* Exercise directions: Determine how many lines below contain the string "order" and give that number without anything else.

* Listed records:
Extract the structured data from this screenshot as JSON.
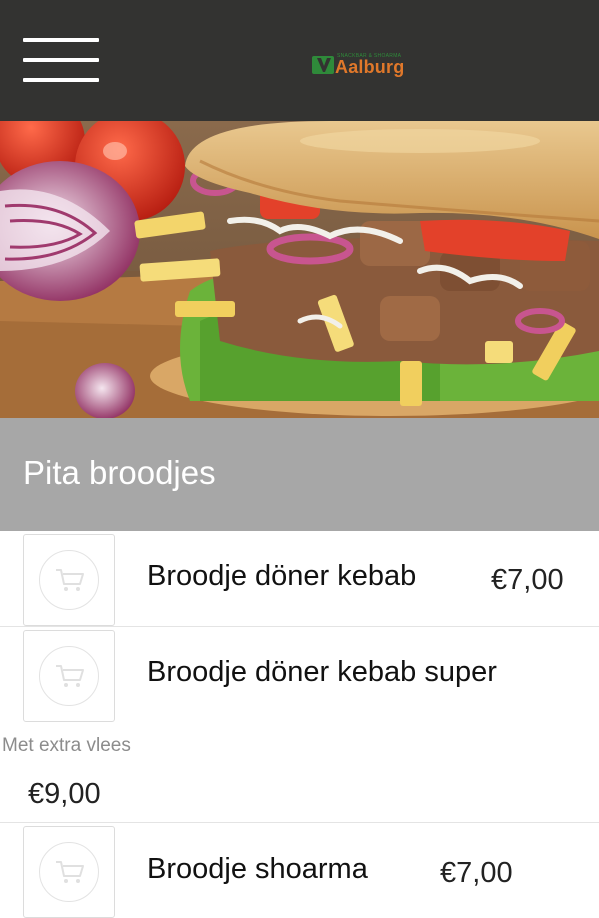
{
  "header": {
    "logo_tagline": "SNACKBAR & SHOARMA",
    "logo_text": "Aalburg",
    "colors": {
      "background": "#333331",
      "logo_mark": "#2f8a3a",
      "logo_text": "#e0782a"
    }
  },
  "category": {
    "title": "Pita broodjes",
    "band_color": "#a7a7a7"
  },
  "products": [
    {
      "name": "Broodje döner kebab",
      "price": "€7,00",
      "icon": "shopping-cart-icon"
    },
    {
      "name": "Broodje döner kebab super",
      "description": "Met extra vlees",
      "price": "€9,00",
      "icon": "shopping-cart-icon"
    },
    {
      "name": "Broodje shoarma",
      "price": "€7,00",
      "icon": "shopping-cart-icon"
    }
  ]
}
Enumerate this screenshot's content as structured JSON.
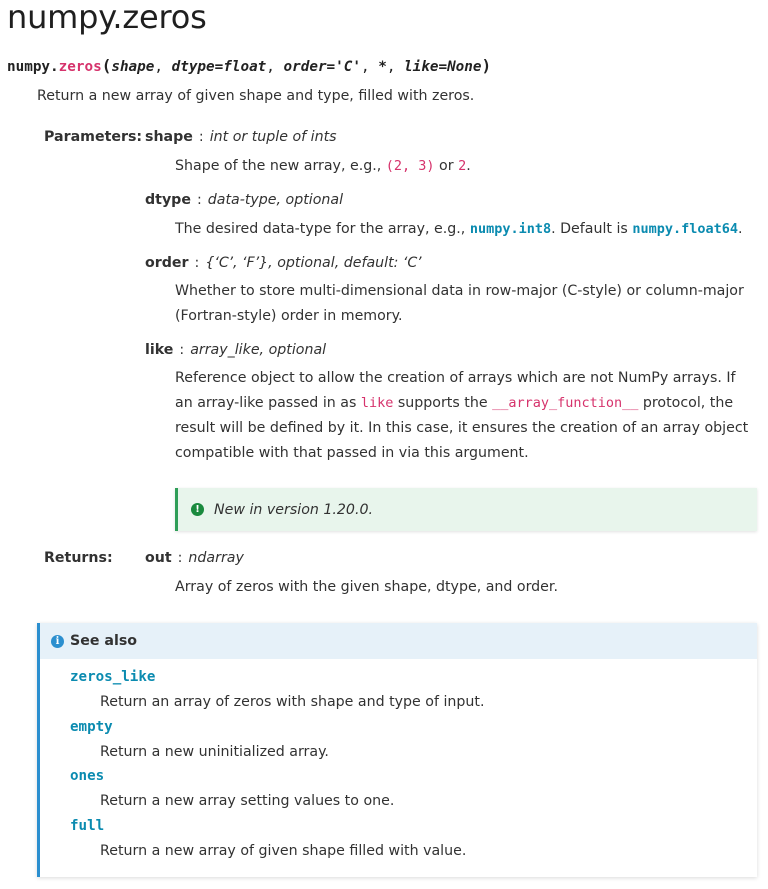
{
  "title": "numpy.zeros",
  "signature": {
    "prename": "numpy.",
    "name": "zeros",
    "open_paren": "(",
    "close_paren": ")",
    "params": [
      "shape",
      "dtype=float",
      "order='C'",
      "*",
      "like=None"
    ]
  },
  "summary": "Return a new array of given shape and type, filled with zeros.",
  "parameters_label": "Parameters:",
  "parameters": [
    {
      "name": "shape",
      "sep": ":",
      "type": "int or tuple of ints",
      "desc_pre": "Shape of the new array, e.g., ",
      "code1": "(2, 3)",
      "desc_mid": " or ",
      "code2": "2",
      "desc_post": "."
    },
    {
      "name": "dtype",
      "sep": ":",
      "type": "data-type, optional",
      "desc_pre": "The desired data-type for the array, e.g., ",
      "link1": "numpy.int8",
      "desc_mid": ". Default is ",
      "link2": "numpy.float64",
      "desc_post": "."
    },
    {
      "name": "order",
      "sep": ":",
      "type": "{‘C’, ‘F’}, optional, default: ‘C’",
      "desc": "Whether to store multi-dimensional data in row-major (C-style) or column-major (Fortran-style) order in memory."
    },
    {
      "name": "like",
      "sep": ":",
      "type": "array_like, optional",
      "desc_pre": "Reference object to allow the creation of arrays which are not NumPy arrays. If an array-like passed in as ",
      "code1": "like",
      "desc_mid": " supports the ",
      "code2": "__array_function__",
      "desc_post": " protocol, the result will be defined by it. In this case, it ensures the creation of an array object compatible with that passed in via this argument."
    }
  ],
  "versionadded": "New in version 1.20.0.",
  "returns_label": "Returns:",
  "returns": {
    "name": "out",
    "sep": ":",
    "type": "ndarray",
    "desc": "Array of zeros with the given shape, dtype, and order."
  },
  "seealso": {
    "title": "See also",
    "items": [
      {
        "name": "zeros_like",
        "desc": "Return an array of zeros with shape and type of input."
      },
      {
        "name": "empty",
        "desc": "Return a new uninitialized array."
      },
      {
        "name": "ones",
        "desc": "Return a new array setting values to one."
      },
      {
        "name": "full",
        "desc": "Return a new array of given shape filled with value."
      }
    ]
  },
  "icons": {
    "versionadded": "exclamation-circle-icon",
    "seealso": "info-circle-icon"
  },
  "colors": {
    "code_pink": "#d6336c",
    "link_teal": "#0b8bb0",
    "version_green": "#2f9e58",
    "seealso_blue": "#2b8fcf"
  }
}
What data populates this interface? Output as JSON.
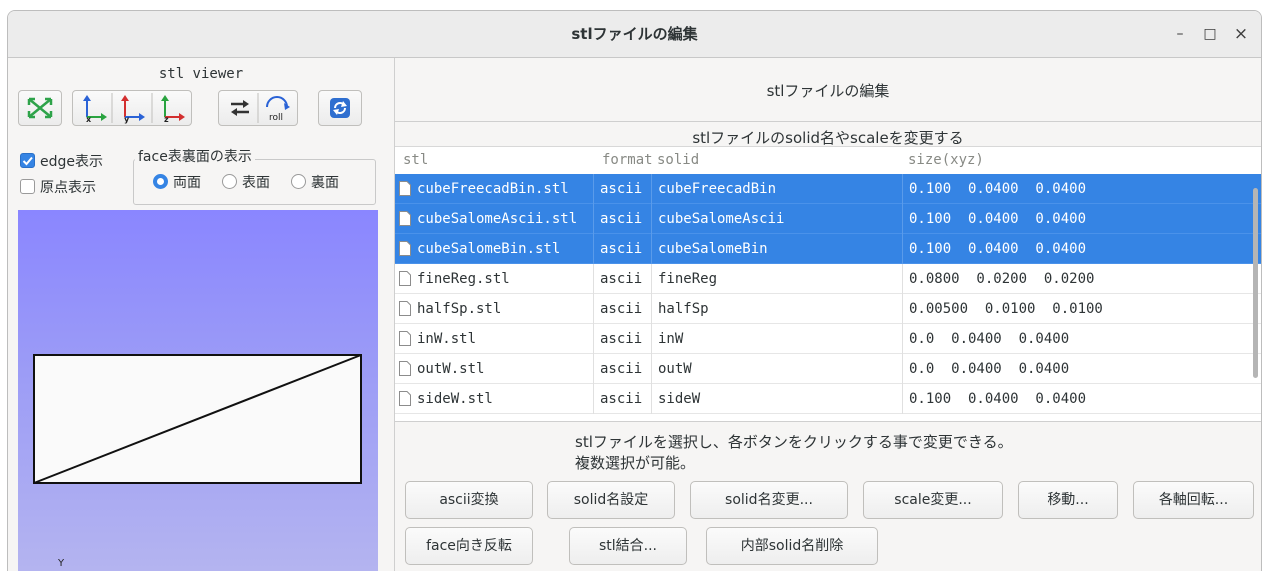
{
  "window": {
    "title": "stlファイルの編集",
    "controls": [
      "–",
      "□",
      "×"
    ]
  },
  "left": {
    "viewer_title": "stl viewer",
    "toolbar": [
      {
        "name": "fit-view-icon"
      },
      {
        "name": "x-axis-view-icon"
      },
      {
        "name": "y-axis-view-icon"
      },
      {
        "name": "z-axis-view-icon"
      },
      {
        "name": "swap-icon"
      },
      {
        "name": "roll-icon",
        "text": "roll"
      },
      {
        "name": "reload-icon"
      }
    ],
    "edge_label": "edge表示",
    "edge_checked": true,
    "origin_label": "原点表示",
    "origin_checked": false,
    "face_group_title": "face表裏面の表示",
    "radios": [
      {
        "label": "両面",
        "checked": true
      },
      {
        "label": "表面",
        "checked": false
      },
      {
        "label": "裏面",
        "checked": false
      }
    ],
    "axis_glyph": "Y"
  },
  "right": {
    "header": "stlファイルの編集",
    "subheader": "stlファイルのsolid名やscaleを変更する",
    "columns": [
      "stl",
      "format",
      "solid",
      "size(xyz)"
    ],
    "rows": [
      {
        "stl": "cubeFreecadBin.stl",
        "format": "ascii",
        "solid": "cubeFreecadBin",
        "size": "0.100  0.0400  0.0400",
        "selected": true
      },
      {
        "stl": "cubeSalomeAscii.stl",
        "format": "ascii",
        "solid": "cubeSalomeAscii",
        "size": "0.100  0.0400  0.0400",
        "selected": true
      },
      {
        "stl": "cubeSalomeBin.stl",
        "format": "ascii",
        "solid": "cubeSalomeBin",
        "size": "0.100  0.0400  0.0400",
        "selected": true
      },
      {
        "stl": "fineReg.stl",
        "format": "ascii",
        "solid": "fineReg",
        "size": "0.0800  0.0200  0.0200",
        "selected": false
      },
      {
        "stl": "halfSp.stl",
        "format": "ascii",
        "solid": "halfSp",
        "size": "0.00500  0.0100  0.0100",
        "selected": false
      },
      {
        "stl": "inW.stl",
        "format": "ascii",
        "solid": "inW",
        "size": "0.0  0.0400  0.0400",
        "selected": false
      },
      {
        "stl": "outW.stl",
        "format": "ascii",
        "solid": "outW",
        "size": "0.0  0.0400  0.0400",
        "selected": false
      },
      {
        "stl": "sideW.stl",
        "format": "ascii",
        "solid": "sideW",
        "size": "0.100  0.0400  0.0400",
        "selected": false
      }
    ],
    "info_line1": "stlファイルを選択し、各ボタンをクリックする事で変更できる。",
    "info_line2": "複数選択が可能。",
    "buttons_row1": [
      "ascii変換",
      "solid名設定",
      "solid名変更...",
      "scale変更...",
      "移動...",
      "各軸回転..."
    ],
    "buttons_row2": [
      "face向き反転",
      "stl結合...",
      "内部solid名削除"
    ]
  }
}
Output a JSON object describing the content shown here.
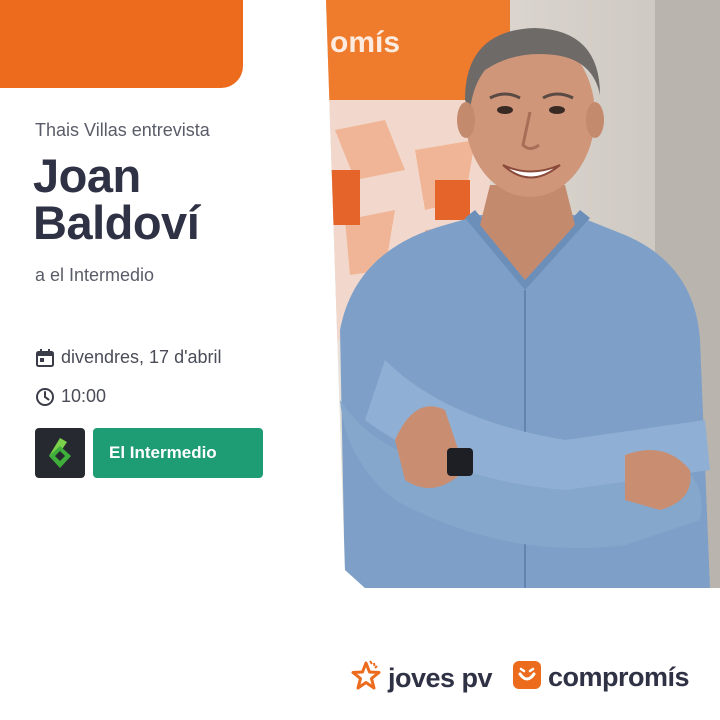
{
  "interviewer_line": "Thais Villas entrevista",
  "guest_name_line1": "Joan",
  "guest_name_line2": "Baldoví",
  "program_line": "a el Intermedio",
  "event": {
    "date": "divendres, 17 d'abril",
    "time": "10:00"
  },
  "cta_label": "El Intermedio",
  "footer": {
    "left_logo": "joves pv",
    "right_logo": "compromís"
  },
  "photo_sign_text": "omís",
  "colors": {
    "accent_orange": "#ec6b1c",
    "button_green": "#1e9c74",
    "dark_text": "#2f3145"
  },
  "icons": [
    "calendar-icon",
    "clock-icon",
    "star-logo-icon",
    "smile-logo-icon",
    "channel-6-logo"
  ]
}
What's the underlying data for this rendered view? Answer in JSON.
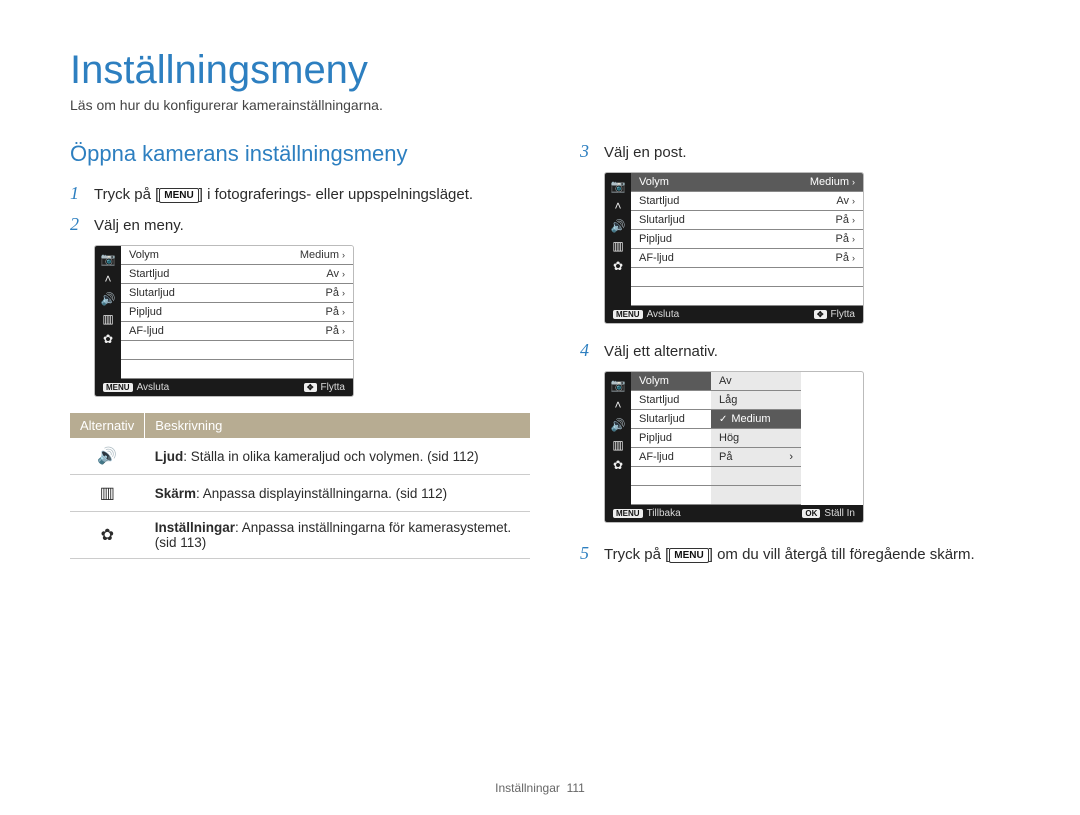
{
  "title": "Inställningsmeny",
  "subtitle": "Läs om hur du konfigurerar kamerainställningarna.",
  "heading": "Öppna kamerans inställningsmeny",
  "menu_btn": "MENU",
  "steps": {
    "s1a": "Tryck på [",
    "s1b": "] i fotograferings- eller uppspelningsläget.",
    "s2": "Välj en meny.",
    "s3": "Välj en post.",
    "s4": "Välj ett alternativ.",
    "s5a": "Tryck på [",
    "s5b": "] om du vill återgå till föregående skärm."
  },
  "lcd1": {
    "rows": [
      {
        "label": "Volym",
        "value": "Medium"
      },
      {
        "label": "Startljud",
        "value": "Av"
      },
      {
        "label": "Slutarljud",
        "value": "På"
      },
      {
        "label": "Pipljud",
        "value": "På"
      },
      {
        "label": "AF-ljud",
        "value": "På"
      }
    ],
    "foot_left_badge": "MENU",
    "foot_left": "Avsluta",
    "foot_right_badge": "✥",
    "foot_right": "Flytta"
  },
  "lcd2": {
    "rows": [
      {
        "label": "Volym",
        "value": "Medium"
      },
      {
        "label": "Startljud",
        "value": "Av"
      },
      {
        "label": "Slutarljud",
        "value": "På"
      },
      {
        "label": "Pipljud",
        "value": "På"
      },
      {
        "label": "AF-ljud",
        "value": "På"
      }
    ],
    "foot_left_badge": "MENU",
    "foot_left": "Avsluta",
    "foot_right_badge": "✥",
    "foot_right": "Flytta"
  },
  "lcd3": {
    "left_rows": [
      "Volym",
      "Startljud",
      "Slutarljud",
      "Pipljud",
      "AF-ljud"
    ],
    "right_rows": [
      {
        "label": "Av",
        "sel": false,
        "check": false
      },
      {
        "label": "Låg",
        "sel": false,
        "check": false
      },
      {
        "label": "Medium",
        "sel": true,
        "check": true
      },
      {
        "label": "Hög",
        "sel": false,
        "check": false
      },
      {
        "label": "På",
        "sel": false,
        "check": false,
        "arr": true
      }
    ],
    "foot_left_badge": "MENU",
    "foot_left": "Tillbaka",
    "foot_right_badge": "OK",
    "foot_right": "Ställ In"
  },
  "alt_table": {
    "th1": "Alternativ",
    "th2": "Beskrivning",
    "rows": [
      {
        "icon": "🔊",
        "bold": "Ljud",
        "text": ": Ställa in olika kameraljud och volymen. (sid 112)"
      },
      {
        "icon": "▥",
        "bold": "Skärm",
        "text": ": Anpassa displayinställningarna. (sid 112)"
      },
      {
        "icon": "✿",
        "bold": "Inställningar",
        "text": ": Anpassa inställningarna för kamerasystemet. (sid 113)"
      }
    ]
  },
  "footer": {
    "section": "Inställningar",
    "page": "111"
  }
}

* Final answer: 4